Care2 reported on Wednesday that South Dakota has become the 18th US state to pass a law that abolished Breed-Specific Legislation (BSL) – the ignorant and discriminatory law that views some breeds, as the pit bulls, as inherently aggressive. Thus in South Dakota now, all dogs will be treated equally by officials and in cases of any incidents involving dogs, the authorities would be required to look at the situation objectively without any bias against a specific breed.
BSL has been responsible for numerous cases of victimization of innocent dogs solely because they happened to belong to a certain breed, more particularly pit bulls and pit-bull mixed breeds.
The credit for South Dakota’s landmark decision to discard BSL goes to Senator Dan Lederman who introduced the bill to end breed discrimination in SD. Care2 quoted Lederman as:
“The fact is, a dog’s breed has nothing to do with how the dog behaves. Dog bites are not a breed problem. They’re an owner problem.”
As animal rights advocates celebrate this victory in SD, more good news is expected to follow soon since five other states are reportedly considering the end of BSL. These include: Missouri, Vermont, Maryland, Utah, and Washington.

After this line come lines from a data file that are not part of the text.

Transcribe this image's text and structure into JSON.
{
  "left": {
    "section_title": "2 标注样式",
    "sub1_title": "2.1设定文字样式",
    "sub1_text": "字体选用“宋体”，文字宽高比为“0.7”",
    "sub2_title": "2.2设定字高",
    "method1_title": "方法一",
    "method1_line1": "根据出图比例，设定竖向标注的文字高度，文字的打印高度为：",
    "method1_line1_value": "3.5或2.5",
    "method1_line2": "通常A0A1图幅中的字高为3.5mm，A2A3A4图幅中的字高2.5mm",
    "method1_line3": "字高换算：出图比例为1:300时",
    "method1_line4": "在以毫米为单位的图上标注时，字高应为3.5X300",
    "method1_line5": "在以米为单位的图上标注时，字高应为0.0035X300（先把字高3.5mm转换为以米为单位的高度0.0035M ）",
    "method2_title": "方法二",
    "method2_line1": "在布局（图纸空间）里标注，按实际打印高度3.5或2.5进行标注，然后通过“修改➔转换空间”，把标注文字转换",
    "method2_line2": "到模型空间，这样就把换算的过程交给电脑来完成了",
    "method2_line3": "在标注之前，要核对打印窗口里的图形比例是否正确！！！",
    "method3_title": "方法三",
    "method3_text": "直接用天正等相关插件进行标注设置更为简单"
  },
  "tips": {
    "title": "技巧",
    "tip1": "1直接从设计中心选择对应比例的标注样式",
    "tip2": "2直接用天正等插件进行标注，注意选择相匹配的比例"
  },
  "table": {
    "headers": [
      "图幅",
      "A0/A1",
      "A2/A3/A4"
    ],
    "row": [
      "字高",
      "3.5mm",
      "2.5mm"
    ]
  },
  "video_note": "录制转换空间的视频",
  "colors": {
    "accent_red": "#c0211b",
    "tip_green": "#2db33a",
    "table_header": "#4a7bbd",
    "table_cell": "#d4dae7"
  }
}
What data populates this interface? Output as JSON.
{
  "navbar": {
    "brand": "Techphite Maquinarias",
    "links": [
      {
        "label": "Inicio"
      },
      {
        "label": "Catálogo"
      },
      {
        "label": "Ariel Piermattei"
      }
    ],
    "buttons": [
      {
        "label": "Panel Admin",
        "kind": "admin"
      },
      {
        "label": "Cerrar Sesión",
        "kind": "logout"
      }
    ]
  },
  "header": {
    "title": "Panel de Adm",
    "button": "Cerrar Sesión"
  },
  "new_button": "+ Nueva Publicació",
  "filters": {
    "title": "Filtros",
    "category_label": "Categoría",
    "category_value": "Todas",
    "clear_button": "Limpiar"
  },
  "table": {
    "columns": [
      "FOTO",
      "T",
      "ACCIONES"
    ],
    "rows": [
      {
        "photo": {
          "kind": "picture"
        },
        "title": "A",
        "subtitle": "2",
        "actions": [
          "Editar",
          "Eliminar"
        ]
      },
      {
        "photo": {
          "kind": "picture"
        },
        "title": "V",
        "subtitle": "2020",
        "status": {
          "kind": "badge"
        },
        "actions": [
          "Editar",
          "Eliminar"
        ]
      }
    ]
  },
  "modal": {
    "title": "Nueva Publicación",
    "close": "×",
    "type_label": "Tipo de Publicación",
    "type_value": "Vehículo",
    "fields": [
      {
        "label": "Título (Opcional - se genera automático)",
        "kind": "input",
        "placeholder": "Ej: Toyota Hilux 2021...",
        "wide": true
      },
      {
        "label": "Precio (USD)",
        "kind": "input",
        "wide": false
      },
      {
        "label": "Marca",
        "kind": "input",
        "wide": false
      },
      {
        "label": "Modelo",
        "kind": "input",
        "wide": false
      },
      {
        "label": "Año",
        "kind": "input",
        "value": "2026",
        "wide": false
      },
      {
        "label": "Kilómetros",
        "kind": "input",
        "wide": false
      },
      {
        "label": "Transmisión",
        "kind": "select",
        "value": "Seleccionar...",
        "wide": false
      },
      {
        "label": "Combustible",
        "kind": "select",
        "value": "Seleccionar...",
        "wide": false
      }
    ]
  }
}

Victories like these don’t always come easy. But with sincerity and commitment and the presence of lawmakers like Lederman, animal rights advocates have all the reason to hope for a BSL-free America in not so far a future.